The additional estimate of s from velocity measurements on %pods is a bonus. However, the most
significant result is that the local measurement of current speed makes %pod a standalone measurement.
Where velocity measurements do not exist, this provides them.
The development of a chipod for moored profilers offers a new way to obtain long time series of
turbulence in the deep ocean. Development of a new, small, inexpensive, low power velocity sensor
offers simultaneous measurements of both current speed and turbulence.
The dissipation measurements derived from the chipods on moorings Al, N1 and N2 are being used to
validate inferred estimates of turbulence from other platforms. Together, these are contributing to
larger IWISE effort by providing a temporal and spatial assessment of dissipation and mixing in Luzon
Strait. Some of the measurements are currently being used by Byungho Lim as part of his MS thesis
project. This project has relied on the IWISE mooring project of Matthew Alford (APL/UW).
The development of our new velocity measurement of both mean+turbulence scales has led to
additional deployments of two new chipods (plus 6 high-resolution pressure pods) in Cordova Channel
off SE Alaska as part of a Naval Research Lab experiment on Breaking Wave Effects under High
Winds (BWE; David Wang, Paul Hwang, Hemantha Wijesekera). Deployments will take place
Mourn, J.N., 1990. Profiler measurements of vertical velocity fluctuations in the ocean, J. Oceanic
Atmos.
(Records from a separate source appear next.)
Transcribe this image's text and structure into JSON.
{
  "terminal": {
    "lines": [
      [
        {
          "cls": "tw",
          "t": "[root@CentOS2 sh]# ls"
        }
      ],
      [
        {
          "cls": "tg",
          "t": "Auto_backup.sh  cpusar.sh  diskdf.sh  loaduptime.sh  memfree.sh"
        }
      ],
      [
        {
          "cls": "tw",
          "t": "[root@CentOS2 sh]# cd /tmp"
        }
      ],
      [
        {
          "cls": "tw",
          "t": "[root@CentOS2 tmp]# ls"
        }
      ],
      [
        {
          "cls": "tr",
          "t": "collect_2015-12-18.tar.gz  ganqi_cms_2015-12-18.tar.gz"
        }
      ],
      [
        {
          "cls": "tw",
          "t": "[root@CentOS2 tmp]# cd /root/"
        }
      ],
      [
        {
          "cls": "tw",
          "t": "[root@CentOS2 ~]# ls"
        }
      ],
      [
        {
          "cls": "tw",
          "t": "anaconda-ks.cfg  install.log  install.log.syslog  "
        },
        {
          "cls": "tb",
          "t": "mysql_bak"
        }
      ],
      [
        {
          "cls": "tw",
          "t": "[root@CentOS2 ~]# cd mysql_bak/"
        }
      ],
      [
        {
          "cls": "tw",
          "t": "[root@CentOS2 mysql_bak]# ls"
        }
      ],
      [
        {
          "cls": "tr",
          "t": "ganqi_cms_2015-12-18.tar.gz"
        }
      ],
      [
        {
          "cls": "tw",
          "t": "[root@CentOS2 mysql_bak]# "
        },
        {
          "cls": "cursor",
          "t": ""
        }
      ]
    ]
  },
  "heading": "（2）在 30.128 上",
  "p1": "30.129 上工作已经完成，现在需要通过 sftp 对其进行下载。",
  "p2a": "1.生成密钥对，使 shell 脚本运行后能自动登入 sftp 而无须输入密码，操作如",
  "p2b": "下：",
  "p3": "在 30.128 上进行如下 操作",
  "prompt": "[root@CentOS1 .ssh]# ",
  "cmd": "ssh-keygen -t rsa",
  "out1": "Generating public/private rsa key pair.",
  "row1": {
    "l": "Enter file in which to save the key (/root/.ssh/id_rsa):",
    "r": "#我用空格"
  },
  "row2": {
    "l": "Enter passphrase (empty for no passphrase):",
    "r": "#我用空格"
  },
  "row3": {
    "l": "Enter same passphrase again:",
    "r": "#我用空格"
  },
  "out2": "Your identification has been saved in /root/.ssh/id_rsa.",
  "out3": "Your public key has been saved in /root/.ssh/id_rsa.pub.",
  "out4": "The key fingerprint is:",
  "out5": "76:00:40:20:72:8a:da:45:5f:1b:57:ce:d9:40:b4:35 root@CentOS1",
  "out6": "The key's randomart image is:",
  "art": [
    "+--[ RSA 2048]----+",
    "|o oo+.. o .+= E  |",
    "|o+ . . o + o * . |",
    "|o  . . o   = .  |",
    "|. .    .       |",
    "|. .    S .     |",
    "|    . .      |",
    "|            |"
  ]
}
Techno/., 7, 323-333.
Mourn, J.N., and J.D. Nash, 2012. Mixing measurements on an equatorial ocean mooring, J.Atmos.
Oceanic Techno/. 26, 317-336.
Perlin, A. and J.N. Mourn, 2012: Comparison of thermal dissipation rate estimates from moored and
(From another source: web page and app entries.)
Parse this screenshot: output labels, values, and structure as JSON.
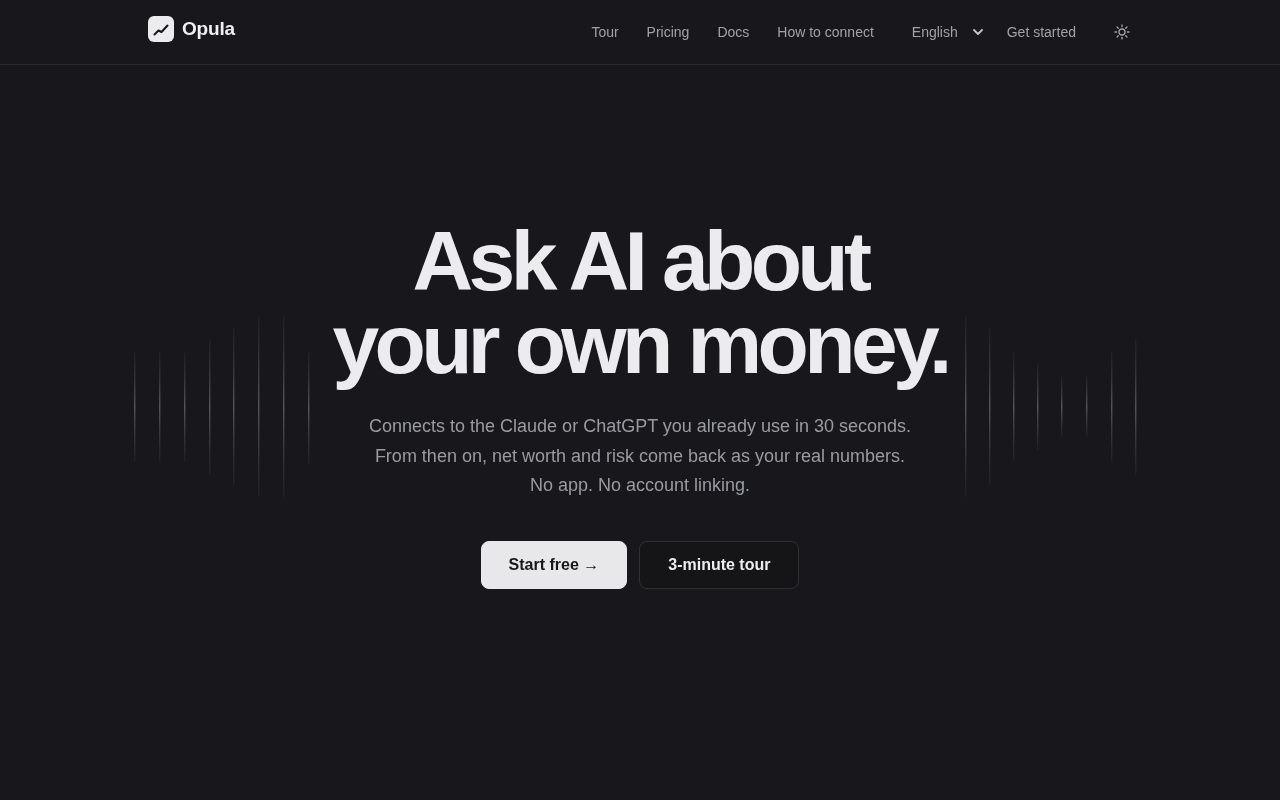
{
  "brand": {
    "name": "Opula"
  },
  "nav": {
    "links": [
      "Tour",
      "Pricing",
      "Docs",
      "How to connect"
    ],
    "language": "English",
    "cta": "Get started"
  },
  "hero": {
    "headline_lines": [
      "Ask AI about",
      "your own money."
    ],
    "subtitle_lines": [
      "Connects to the Claude or ChatGPT you already use in 30 seconds.",
      "From then on, net worth and risk come back as your real numbers.",
      "No app. No account linking."
    ],
    "buttons": [
      {
        "label": "Start free →",
        "kind": "primary"
      },
      {
        "label": "3-minute tour",
        "kind": "secondary"
      }
    ]
  }
}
profiling instruments at the equator. J.Atmos. Oceanic Techno/., 29, 1347-1362
Smyth, W.D. and J.N. Mourn, 2012: Ocean Mixing by Kelvin-Helmholtz instability. Oceanography,
25(2), 140-149. [published, refereed]
Nash, J.D., S. Kelly, E.L. Shroyer, J.N. Mourn and T. Duda, 2012. The unpredictable nature of internal
tides on the continental shelf. J. Phys. Oceanogr., doi:10.1175/JPO-D-12-028.1. [published,
Stoeber, U. and J.N. Mourn, 2011. On the potential for automated realtime detection of nonlinear
internal waves from seafloor pressure measurements. Appl. Ocean Res., 33, 275-285.
doi:10.1016/j.apor.2011.07.007. [published, refereed]
James N. Mourn, Oregon State University, Fellow, American Geophysical Union, 2012